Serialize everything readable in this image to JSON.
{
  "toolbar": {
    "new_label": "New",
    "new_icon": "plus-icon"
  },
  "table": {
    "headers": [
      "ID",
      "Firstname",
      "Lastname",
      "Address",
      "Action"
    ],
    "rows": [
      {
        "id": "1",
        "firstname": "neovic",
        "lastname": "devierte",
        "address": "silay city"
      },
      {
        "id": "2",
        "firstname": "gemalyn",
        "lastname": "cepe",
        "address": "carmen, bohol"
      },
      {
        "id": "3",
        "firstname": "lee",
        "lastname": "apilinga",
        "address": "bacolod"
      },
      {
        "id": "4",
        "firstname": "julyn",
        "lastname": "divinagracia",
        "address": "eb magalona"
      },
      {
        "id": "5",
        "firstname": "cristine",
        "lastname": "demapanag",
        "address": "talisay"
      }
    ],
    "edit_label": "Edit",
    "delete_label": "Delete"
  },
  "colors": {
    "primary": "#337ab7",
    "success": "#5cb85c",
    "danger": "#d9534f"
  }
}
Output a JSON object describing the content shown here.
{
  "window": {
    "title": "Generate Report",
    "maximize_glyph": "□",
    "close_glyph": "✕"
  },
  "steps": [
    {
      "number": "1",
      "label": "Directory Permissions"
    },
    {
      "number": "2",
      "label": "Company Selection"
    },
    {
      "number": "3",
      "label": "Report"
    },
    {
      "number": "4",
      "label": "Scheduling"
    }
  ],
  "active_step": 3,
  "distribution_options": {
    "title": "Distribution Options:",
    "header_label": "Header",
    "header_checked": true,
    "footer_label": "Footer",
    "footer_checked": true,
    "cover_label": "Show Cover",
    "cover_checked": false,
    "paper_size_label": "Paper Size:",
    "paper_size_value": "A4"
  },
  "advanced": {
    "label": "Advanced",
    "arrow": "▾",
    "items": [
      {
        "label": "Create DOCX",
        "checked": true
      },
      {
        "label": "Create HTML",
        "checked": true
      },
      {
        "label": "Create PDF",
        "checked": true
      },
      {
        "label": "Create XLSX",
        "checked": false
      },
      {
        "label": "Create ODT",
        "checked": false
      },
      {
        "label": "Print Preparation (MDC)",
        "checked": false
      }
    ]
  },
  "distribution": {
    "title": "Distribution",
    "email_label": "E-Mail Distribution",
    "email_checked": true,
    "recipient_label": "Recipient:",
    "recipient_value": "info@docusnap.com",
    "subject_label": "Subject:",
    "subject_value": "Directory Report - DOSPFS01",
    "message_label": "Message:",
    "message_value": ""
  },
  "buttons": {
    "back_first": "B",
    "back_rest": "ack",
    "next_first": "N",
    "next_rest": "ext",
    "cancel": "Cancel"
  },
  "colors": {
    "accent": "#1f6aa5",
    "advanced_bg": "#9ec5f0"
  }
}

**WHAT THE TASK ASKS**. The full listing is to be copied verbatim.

**OUTPUT OF THE TASK**.
Serialize everything readable in this image to JSON.
{
  "toolbar": {
    "new_label": "New",
    "new_icon": "plus-icon"
  },
  "table": {
    "headers": [
      "ID",
      "Firstname",
      "Lastname",
      "Address",
      "Action"
    ],
    "rows": [
      {
        "id": "1",
        "firstname": "neovic",
        "lastname": "devierte",
        "address": "silay city"
      },
      {
        "id": "2",
        "firstname": "gemalyn",
        "lastname": "cepe",
        "address": "carmen, bohol"
      },
      {
        "id": "3",
        "firstname": "lee",
        "lastname": "apilinga",
        "address": "bacolod"
      },
      {
        "id": "4",
        "firstname": "julyn",
        "lastname": "divinagracia",
        "address": "eb magalona"
      },
      {
        "id": "5",
        "firstname": "cristine",
        "lastname": "demapanag",
        "address": "talisay"
      }
    ],
    "edit_label": "Edit",
    "delete_label": "Delete"
  },
  "colors": {
    "primary": "#337ab7",
    "success": "#5cb85c",
    "danger": "#d9534f"
  }
}
Output a JSON object describing the content shown here.
{
  "window": {
    "title": "Generate Report",
    "maximize_glyph": "□",
    "close_glyph": "✕"
  },
  "steps": [
    {
      "number": "1",
      "label": "Directory Permissions"
    },
    {
      "number": "2",
      "label": "Company Selection"
    },
    {
      "number": "3",
      "label": "Report"
    },
    {
      "number": "4",
      "label": "Scheduling"
    }
  ],
  "active_step": 3,
  "distribution_options": {
    "title": "Distribution Options:",
    "header_label": "Header",
    "header_checked": true,
    "footer_label": "Footer",
    "footer_checked": true,
    "cover_label": "Show Cover",
    "cover_checked": false,
    "paper_size_label": "Paper Size:",
    "paper_size_value": "A4"
  },
  "advanced": {
    "label": "Advanced",
    "arrow": "▾",
    "items": [
      {
        "label": "Create DOCX",
        "checked": true
      },
      {
        "label": "Create HTML",
        "checked": true
      },
      {
        "label": "Create PDF",
        "checked": true
      },
      {
        "label": "Create XLSX",
        "checked": false
      },
      {
        "label": "Create ODT",
        "checked": false
      },
      {
        "label": "Print Preparation (MDC)",
        "checked": false
      }
    ]
  },
  "distribution": {
    "title": "Distribution",
    "email_label": "E-Mail Distribution",
    "email_checked": true,
    "recipient_label": "Recipient:",
    "recipient_value": "info@docusnap.com",
    "subject_label": "Subject:",
    "subject_value": "Directory Report - DOSPFS01",
    "message_label": "Message:",
    "message_value": ""
  },
  "buttons": {
    "back_first": "B",
    "back_rest": "ack",
    "next_first": "N",
    "next_rest": "ext",
    "cancel": "Cancel"
  },
  "colors": {
    "accent": "#1f6aa5",
    "advanced_bg": "#9ec5f0"
  }
}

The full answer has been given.